More than 900 Massachusetts homeowners lost their properties to foreclosure in August, the highest monthly total this year and another sign that lenders are revving up their efforts to take back properties from people who aren’t making mortgage payments.
The 937 foreclosure deeds recorded last month marked a 21.2 percent increase from July, but a drop of 22 percent from August 2010, according to data released yesterday by Warren Group, a Boston company that tracks local real estate data. It was the third consecutive month with more than 750 deeds, following a major slowdown last fall caused by nationwide concerns over allegations of fraud and sloppy paperwork among lenders.
“Lenders are beginning to work through the backlog and finalize the foreclosure process,’’ said Cory S. Hopkins, managing editor of the industry weekly Banker & Tradesman, published by Warren Group. “This could certainly mean a glut of foreclosed homes will be pushed through the pipeline in coming months and years.’’
Many major US lenders put the brakes on foreclosures last September after reports that some employees, now known as robosigners, were putting their names on thousands of legal documents a day without reviewing the paperwork. Soon after, lenders - including Bank of America Corp. , the nation’s largest - said they had determined the foreclosures they carried out were legally sound, but that they planned to fine-tune procedures for seizing properties.
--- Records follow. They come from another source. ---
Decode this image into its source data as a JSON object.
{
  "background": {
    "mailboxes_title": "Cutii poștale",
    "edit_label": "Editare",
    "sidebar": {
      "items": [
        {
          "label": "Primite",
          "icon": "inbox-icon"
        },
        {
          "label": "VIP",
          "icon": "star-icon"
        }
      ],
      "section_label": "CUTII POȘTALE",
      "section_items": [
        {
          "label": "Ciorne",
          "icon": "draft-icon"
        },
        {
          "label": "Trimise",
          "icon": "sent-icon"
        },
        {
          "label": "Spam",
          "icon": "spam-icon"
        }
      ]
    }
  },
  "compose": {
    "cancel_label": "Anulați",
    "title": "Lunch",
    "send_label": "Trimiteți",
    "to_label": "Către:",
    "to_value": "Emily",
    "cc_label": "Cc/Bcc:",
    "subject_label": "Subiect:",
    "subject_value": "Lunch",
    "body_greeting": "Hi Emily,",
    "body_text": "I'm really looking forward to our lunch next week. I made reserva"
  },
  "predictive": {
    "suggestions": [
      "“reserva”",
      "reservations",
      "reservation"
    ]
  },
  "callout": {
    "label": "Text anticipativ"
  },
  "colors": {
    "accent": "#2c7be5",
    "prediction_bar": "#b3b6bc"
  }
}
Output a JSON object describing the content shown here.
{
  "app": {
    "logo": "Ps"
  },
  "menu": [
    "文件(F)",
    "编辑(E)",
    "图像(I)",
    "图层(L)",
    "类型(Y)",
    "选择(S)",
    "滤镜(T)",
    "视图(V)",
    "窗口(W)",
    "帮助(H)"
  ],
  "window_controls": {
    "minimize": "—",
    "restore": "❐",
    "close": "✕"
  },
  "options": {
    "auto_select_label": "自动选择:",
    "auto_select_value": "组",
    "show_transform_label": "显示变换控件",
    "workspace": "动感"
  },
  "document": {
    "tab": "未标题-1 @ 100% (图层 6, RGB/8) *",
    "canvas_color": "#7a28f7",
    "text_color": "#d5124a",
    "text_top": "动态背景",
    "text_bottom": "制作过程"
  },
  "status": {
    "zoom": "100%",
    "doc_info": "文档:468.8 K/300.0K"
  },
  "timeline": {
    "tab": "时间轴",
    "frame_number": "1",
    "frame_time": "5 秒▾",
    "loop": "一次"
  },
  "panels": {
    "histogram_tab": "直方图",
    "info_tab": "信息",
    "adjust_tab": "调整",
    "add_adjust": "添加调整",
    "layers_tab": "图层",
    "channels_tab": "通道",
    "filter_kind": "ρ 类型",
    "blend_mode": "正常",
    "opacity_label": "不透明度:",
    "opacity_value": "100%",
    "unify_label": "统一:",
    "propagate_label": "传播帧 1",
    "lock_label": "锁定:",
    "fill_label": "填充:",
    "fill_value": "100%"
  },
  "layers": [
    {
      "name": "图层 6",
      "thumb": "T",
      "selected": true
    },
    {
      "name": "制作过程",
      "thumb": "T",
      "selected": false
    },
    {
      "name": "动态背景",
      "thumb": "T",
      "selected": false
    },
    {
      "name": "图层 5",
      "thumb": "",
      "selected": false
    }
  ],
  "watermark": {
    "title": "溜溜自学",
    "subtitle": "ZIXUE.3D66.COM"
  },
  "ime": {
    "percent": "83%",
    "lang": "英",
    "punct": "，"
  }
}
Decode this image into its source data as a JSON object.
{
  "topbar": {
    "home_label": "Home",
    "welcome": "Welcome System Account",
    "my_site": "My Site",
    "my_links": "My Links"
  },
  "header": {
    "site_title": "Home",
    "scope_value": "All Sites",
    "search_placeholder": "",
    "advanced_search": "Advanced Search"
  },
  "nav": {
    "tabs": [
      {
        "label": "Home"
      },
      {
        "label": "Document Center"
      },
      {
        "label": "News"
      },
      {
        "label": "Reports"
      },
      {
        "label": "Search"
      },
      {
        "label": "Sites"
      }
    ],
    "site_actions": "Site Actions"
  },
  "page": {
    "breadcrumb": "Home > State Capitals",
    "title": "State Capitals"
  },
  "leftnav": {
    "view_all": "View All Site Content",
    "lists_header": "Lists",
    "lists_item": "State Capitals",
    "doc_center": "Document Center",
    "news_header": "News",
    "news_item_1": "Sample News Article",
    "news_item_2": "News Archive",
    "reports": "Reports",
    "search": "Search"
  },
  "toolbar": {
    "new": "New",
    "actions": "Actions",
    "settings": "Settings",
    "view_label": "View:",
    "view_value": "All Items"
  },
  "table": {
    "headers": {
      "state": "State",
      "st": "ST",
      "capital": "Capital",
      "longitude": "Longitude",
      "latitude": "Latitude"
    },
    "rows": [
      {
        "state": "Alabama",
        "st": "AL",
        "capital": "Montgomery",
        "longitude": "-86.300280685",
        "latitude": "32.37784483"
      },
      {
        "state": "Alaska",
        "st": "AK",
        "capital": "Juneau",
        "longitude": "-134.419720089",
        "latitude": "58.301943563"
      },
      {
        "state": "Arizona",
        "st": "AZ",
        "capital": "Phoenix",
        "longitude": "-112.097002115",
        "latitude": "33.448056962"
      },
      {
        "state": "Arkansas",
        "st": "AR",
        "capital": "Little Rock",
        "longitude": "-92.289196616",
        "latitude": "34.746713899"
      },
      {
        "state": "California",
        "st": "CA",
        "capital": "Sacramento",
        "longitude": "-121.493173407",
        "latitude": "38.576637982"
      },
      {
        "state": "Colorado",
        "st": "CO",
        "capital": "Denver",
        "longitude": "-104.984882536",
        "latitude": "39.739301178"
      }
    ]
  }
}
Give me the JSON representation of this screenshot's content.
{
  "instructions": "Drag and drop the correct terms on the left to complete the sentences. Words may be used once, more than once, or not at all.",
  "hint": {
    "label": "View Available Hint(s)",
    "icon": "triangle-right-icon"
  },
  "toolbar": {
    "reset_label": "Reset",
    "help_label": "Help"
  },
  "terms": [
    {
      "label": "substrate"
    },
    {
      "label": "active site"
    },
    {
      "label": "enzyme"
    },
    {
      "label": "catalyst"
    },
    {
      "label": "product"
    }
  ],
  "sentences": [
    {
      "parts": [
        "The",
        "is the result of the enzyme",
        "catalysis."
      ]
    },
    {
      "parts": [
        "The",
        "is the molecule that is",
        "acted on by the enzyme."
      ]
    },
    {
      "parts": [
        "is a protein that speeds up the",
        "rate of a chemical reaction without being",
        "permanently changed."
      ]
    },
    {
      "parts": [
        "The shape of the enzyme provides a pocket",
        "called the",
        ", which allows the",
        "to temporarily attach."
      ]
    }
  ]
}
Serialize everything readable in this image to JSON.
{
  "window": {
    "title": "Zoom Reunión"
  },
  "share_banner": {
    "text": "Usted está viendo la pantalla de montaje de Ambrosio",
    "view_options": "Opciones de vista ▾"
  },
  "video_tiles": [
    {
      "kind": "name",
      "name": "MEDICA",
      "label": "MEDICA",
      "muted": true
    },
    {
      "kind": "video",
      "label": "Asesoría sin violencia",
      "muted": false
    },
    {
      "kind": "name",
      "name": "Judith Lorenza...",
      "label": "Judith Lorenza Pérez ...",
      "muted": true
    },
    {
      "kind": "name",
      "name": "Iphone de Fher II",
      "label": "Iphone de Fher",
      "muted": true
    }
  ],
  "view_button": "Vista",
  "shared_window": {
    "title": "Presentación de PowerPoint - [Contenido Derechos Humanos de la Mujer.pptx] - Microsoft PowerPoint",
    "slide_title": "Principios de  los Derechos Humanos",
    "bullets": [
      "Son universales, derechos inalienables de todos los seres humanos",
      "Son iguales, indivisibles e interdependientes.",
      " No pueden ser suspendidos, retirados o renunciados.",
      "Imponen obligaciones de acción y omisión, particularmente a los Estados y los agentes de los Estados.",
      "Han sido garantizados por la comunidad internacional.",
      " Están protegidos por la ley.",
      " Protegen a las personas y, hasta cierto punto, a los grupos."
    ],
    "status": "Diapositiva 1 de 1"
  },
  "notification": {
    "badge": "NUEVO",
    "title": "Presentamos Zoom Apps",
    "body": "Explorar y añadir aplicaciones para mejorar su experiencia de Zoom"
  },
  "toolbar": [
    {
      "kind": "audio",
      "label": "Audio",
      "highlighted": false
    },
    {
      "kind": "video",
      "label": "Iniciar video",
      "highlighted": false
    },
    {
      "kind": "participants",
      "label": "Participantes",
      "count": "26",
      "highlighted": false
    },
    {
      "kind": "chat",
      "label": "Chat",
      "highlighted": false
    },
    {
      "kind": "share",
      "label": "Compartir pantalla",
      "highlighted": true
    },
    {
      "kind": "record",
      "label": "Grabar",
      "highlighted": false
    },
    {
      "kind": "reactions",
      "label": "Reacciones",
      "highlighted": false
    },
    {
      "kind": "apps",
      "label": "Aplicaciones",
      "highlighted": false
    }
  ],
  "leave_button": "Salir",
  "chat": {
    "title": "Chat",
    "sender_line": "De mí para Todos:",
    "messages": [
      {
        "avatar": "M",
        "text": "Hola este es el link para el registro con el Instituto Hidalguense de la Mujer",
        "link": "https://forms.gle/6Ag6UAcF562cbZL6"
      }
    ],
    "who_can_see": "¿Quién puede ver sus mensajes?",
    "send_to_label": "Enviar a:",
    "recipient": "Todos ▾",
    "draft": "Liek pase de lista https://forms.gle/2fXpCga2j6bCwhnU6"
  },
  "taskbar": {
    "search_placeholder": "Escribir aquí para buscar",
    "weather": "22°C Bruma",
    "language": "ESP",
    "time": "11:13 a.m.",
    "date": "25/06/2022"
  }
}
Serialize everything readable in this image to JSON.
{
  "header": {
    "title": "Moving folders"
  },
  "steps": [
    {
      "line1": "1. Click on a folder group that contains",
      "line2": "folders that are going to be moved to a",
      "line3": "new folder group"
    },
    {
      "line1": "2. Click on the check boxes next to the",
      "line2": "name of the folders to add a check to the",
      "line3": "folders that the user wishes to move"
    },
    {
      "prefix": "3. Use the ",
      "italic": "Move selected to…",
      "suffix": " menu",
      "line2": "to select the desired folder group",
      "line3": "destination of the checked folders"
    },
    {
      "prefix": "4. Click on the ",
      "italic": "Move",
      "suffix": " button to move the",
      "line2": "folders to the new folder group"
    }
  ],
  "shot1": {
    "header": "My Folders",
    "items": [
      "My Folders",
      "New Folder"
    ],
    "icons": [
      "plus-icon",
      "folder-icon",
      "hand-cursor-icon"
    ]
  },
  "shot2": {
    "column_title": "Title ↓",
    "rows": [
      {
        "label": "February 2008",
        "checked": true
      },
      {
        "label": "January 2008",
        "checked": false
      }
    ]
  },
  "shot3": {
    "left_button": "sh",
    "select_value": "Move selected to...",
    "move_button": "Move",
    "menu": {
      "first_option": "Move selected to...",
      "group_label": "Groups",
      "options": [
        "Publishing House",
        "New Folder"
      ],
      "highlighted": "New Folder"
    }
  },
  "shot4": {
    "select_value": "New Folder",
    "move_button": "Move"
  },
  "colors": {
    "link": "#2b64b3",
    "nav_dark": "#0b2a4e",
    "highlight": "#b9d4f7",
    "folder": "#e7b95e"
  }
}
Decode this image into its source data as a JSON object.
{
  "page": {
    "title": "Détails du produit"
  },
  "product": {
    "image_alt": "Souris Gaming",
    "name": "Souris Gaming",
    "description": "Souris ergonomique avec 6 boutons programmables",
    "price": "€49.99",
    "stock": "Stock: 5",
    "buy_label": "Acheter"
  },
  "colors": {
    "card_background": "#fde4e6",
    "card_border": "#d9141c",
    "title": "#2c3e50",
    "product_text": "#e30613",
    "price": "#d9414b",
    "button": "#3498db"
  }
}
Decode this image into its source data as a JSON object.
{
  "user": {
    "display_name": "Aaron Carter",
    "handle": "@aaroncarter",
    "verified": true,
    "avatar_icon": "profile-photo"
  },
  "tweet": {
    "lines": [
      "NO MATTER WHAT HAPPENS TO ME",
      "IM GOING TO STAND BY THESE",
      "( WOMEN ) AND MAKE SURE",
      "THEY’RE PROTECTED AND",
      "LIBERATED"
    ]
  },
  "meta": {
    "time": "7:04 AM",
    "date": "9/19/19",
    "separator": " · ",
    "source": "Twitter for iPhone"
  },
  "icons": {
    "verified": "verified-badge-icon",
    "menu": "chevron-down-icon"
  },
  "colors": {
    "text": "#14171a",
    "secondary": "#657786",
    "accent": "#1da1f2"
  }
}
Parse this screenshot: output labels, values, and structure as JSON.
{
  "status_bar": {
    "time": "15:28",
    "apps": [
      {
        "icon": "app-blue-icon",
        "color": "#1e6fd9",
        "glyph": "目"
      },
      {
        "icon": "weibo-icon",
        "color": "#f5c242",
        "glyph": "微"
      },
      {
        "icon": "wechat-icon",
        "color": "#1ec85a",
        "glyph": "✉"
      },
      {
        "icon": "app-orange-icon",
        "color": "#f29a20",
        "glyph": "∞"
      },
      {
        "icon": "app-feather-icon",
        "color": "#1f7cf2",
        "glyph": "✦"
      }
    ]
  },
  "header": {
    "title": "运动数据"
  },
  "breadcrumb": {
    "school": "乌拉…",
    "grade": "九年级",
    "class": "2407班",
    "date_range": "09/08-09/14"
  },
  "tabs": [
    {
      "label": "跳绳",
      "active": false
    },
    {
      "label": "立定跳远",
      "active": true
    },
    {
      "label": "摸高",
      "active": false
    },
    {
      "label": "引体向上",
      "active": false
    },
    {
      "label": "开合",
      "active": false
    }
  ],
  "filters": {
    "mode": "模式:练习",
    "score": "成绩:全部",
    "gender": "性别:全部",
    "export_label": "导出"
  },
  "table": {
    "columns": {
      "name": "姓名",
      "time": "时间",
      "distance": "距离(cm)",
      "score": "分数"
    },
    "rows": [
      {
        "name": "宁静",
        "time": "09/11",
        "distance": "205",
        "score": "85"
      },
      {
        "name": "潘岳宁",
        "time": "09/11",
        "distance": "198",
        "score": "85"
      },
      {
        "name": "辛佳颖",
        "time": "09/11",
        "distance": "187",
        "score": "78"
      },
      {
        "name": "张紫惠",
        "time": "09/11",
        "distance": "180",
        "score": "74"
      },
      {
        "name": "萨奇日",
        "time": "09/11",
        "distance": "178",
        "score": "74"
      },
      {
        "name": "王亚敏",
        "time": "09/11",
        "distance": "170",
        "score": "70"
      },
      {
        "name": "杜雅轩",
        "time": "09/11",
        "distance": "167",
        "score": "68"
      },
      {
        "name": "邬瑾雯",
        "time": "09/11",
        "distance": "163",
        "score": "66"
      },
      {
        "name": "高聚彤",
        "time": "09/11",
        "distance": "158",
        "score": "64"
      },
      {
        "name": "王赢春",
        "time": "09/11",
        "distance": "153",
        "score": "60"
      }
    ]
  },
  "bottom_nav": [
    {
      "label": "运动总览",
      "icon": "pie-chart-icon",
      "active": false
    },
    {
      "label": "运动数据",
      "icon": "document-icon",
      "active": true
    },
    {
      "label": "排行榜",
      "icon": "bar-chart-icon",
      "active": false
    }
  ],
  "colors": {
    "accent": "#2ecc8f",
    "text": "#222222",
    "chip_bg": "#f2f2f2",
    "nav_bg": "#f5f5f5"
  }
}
Because of the slowdown, the number of completed foreclosures in Massachusetts, 5,465 in the first eight months of the year, represent nearly a 45 percent drop compared with the same period in 2010, Warren Group said. Petitions, the first step in the foreclosure process, dropped to 1,397 in August, a 3 percent decrease compared with July, but the second month in a row in which more than 1,000 were recorded. Year to date, 8,253 foreclosure petitions have been filed, a 56 percent drop compared with the same time last year.
Bank of America spokesman T.J. Crawford said lenders have been working to complete foreclosures that have long been in default. “Increases can be attributed to more normalized activity,’’ he said.
Virginia Pratt, a foreclosure prevention counselor in Jamaica Plain, said she is receiving more calls from troubled homeowners seeking help, many of whom have been unemployed for a long time.
“I do get some sense that [foreclosures are] picking up. I also get the sense that people are pretty stuck,’’ said Pratt, who works for the nonprofit Ecumenical Social Action Committee Inc.
Further fueling the problem, the local economy is weakening, said economist Alan Clayton-Matthews, a professor at Northeastern University. While the state’s unemployment rate has fallen to 7.4 percent, he said, it doesn’t take into account the tens of thousands of people who have dropped off the jobless rolls. “People have given up looking’’ for work, Clayton-Matthews said.
As foreclosures increase, a group of protestors plan to march to Bank of America’s downtown Boston headquarters today to urge it to help homeowners and their families stay put. Bank representatives said the effort is a misguided publicity stunt, and that it has been working hard to help struggling homeowners. They cited the hundreds of thousands of loan modifications that the bank has signed off on nationwide over the past three years.
But Brandon German, an activist with the Jamaica Plain social justice nonprofit City Life/Vida Urbana, said the lender should be doing more as an increasing number of families receive foreclosure notices. “The numbers are swelling,’’ he said. “Families are fed up.’’